A good night's sleep can elude many parents, especially those with newborns and infants. Setting the room temperature to one that is most optimal for sound sleeping is a simple step parents can take to get some much needed shuteye. Contrary to many parents' intuition, the best temperatures for babies and children to sleep in are cooler rather than warmer. If they follow their own sleep habits, many parents will discover that they too sleep better in a slightly cooler room.
While many parents' instinct is to bundle their baby and keep her room warm, babies sleep better in a room that is slightly on the cooler side, approximately 65 degrees Fahrenheit. Room temperature is not only a matter of better sleep -- it is also a safety issue. Studies have shown that warmer temperatures lead to an increased risk of Sudden Infant Death Syndrome (SIDS). Check your thermostat to make sure your baby's room is comfortably cool at night.

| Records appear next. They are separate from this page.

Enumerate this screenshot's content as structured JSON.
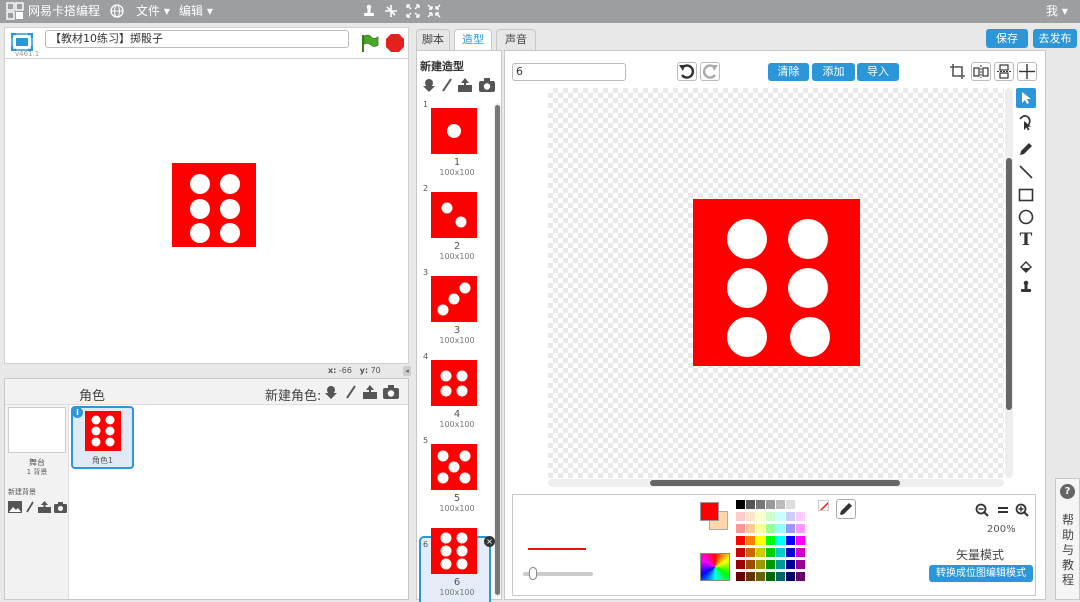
{
  "topbar": {
    "brand": "网易卡搭编程",
    "menu_file": "文件 ▾",
    "menu_edit": "编辑 ▾",
    "user": "我 ▾"
  },
  "project": {
    "title": "【教材10练习】掷骰子",
    "version": "v461.1"
  },
  "stage": {
    "coords_x_label": "x:",
    "coords_x": "-66",
    "coords_y_label": "y:",
    "coords_y": "70"
  },
  "sprite_panel": {
    "header": "角色",
    "new_sprite_label": "新建角色:",
    "stage_label": "舞台",
    "stage_backdrops": "1 背景",
    "new_backdrop_label": "新建背景",
    "sprites": [
      {
        "name": "角色1"
      }
    ]
  },
  "tabs": {
    "scripts": "脚本",
    "costumes": "造型",
    "sounds": "声音"
  },
  "header_buttons": {
    "save": "保存",
    "publish": "去发布"
  },
  "costume_list": {
    "header": "新建造型",
    "items": [
      {
        "index": "1",
        "name": "1",
        "size": "100x100",
        "dots": 1
      },
      {
        "index": "2",
        "name": "2",
        "size": "100x100",
        "dots": 2
      },
      {
        "index": "3",
        "name": "3",
        "size": "100x100",
        "dots": 3
      },
      {
        "index": "4",
        "name": "4",
        "size": "100x100",
        "dots": 4
      },
      {
        "index": "5",
        "name": "5",
        "size": "100x100",
        "dots": 5
      },
      {
        "index": "6",
        "name": "6",
        "size": "100x100",
        "dots": 6,
        "selected": true
      }
    ]
  },
  "editor": {
    "costume_name": "6",
    "clear_label": "清除",
    "add_label": "添加",
    "import_label": "导入",
    "zoom_level": "200%",
    "mode_label": "矢量模式",
    "convert_label": "转换成位图编辑模式"
  },
  "help": {
    "label": "帮助与教程"
  },
  "colors": {
    "accent": "#2b97d8",
    "die_red": "#ff0000",
    "topbar": "#9c9ea2",
    "fill_color": "#ff0000",
    "stroke_color": "#ffd7a8"
  },
  "palette": [
    [
      "#000000",
      "#555555",
      "#777777",
      "#999999",
      "#bbbbbb",
      "#dddddd",
      "#ffffff"
    ],
    [
      "#ffcccc",
      "#ffe5cc",
      "#ffffcc",
      "#ccffcc",
      "#ccffff",
      "#ccccff",
      "#ffccff"
    ],
    [
      "#ff9999",
      "#ffcc99",
      "#ffff99",
      "#99ff99",
      "#99ffff",
      "#9999ff",
      "#ff99ff"
    ],
    [
      "#ff0000",
      "#ff8000",
      "#ffff00",
      "#00ff00",
      "#00ffff",
      "#0000ff",
      "#ff00ff"
    ],
    [
      "#cc0000",
      "#cc6600",
      "#cccc00",
      "#00cc00",
      "#00cccc",
      "#0000cc",
      "#cc00cc"
    ],
    [
      "#990000",
      "#994c00",
      "#999900",
      "#009900",
      "#009999",
      "#000099",
      "#990099"
    ],
    [
      "#660000",
      "#663300",
      "#666600",
      "#006600",
      "#006666",
      "#000066",
      "#660066"
    ]
  ]
}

Avoid the urge to over-bundle your baby at night with heavy pajamas or lots of blankets. Blankets and loose, soft bedding present a suffocation hazard, especially for newborns. Choose a wearable blanket, or "sleep sack," over light pajamas to keep your baby warm and safe in bed at night. Make sure pajamas are snug fitting and fire retardant.
Children, like babies, generally sleep better in a cooler room. Aim for a comfortable medium temperature, avoiding temperatures that are too warm or too cold. Use a fan in summer months to prevent your child from becoming too warm at night. When adjusting the temperature in your child's room, choose one that you would be comfortable sleeping in as well.
Promote good sleep habits with babies and children by sticking to a regular bedtime routine and avoiding going to your child every time she wakes up in the night. A typical bedtime routine might include: dinner or a snack, bath, reading books and singing a lullaby. Babies will enjoy breastfeeding or a bottle right before bed as well. While no one enjoys listening to a baby crying at night, going into his room every time he wakes up can encourage night waking rather than extinguish it. Use your judgment and consult your pediatrician if night waking in older babies and children becomes a problem.